**Listed entries:**
_____
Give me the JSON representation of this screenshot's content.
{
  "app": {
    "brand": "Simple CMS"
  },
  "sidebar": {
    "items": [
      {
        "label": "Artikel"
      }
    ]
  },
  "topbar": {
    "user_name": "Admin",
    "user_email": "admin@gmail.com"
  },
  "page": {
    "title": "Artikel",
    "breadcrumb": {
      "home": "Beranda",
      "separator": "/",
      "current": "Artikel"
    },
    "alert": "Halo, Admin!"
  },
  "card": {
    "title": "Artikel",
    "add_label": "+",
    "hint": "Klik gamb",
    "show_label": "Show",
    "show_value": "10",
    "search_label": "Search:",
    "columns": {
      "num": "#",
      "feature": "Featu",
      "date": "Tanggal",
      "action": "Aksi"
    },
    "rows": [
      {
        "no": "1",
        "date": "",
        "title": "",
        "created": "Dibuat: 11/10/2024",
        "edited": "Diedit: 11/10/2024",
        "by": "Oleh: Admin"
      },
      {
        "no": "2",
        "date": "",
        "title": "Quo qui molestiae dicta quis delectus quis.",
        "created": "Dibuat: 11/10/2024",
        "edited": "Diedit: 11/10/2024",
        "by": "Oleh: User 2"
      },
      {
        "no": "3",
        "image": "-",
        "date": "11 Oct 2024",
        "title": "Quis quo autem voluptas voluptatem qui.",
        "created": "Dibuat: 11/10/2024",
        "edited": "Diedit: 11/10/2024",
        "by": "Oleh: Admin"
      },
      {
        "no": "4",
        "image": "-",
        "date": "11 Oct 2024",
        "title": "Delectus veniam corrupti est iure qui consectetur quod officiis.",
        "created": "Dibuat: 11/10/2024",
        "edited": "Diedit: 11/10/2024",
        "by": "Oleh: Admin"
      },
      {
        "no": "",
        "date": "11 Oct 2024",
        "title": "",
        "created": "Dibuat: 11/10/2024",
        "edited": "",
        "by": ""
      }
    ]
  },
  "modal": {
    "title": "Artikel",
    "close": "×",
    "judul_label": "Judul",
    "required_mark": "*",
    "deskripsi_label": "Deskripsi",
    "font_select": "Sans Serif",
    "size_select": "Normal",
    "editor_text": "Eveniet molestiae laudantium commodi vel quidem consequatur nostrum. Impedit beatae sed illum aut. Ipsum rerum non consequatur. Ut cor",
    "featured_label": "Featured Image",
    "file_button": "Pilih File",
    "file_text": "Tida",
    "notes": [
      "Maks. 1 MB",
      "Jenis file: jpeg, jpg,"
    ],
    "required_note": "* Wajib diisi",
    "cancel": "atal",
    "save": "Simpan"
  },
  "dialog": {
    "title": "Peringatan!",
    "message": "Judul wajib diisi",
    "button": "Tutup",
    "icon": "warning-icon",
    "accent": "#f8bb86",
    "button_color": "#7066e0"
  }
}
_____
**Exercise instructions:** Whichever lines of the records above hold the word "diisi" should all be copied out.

**Answer to this task:**
    "required_note": "* Wajib diisi",
    "message": "Judul wajib diisi",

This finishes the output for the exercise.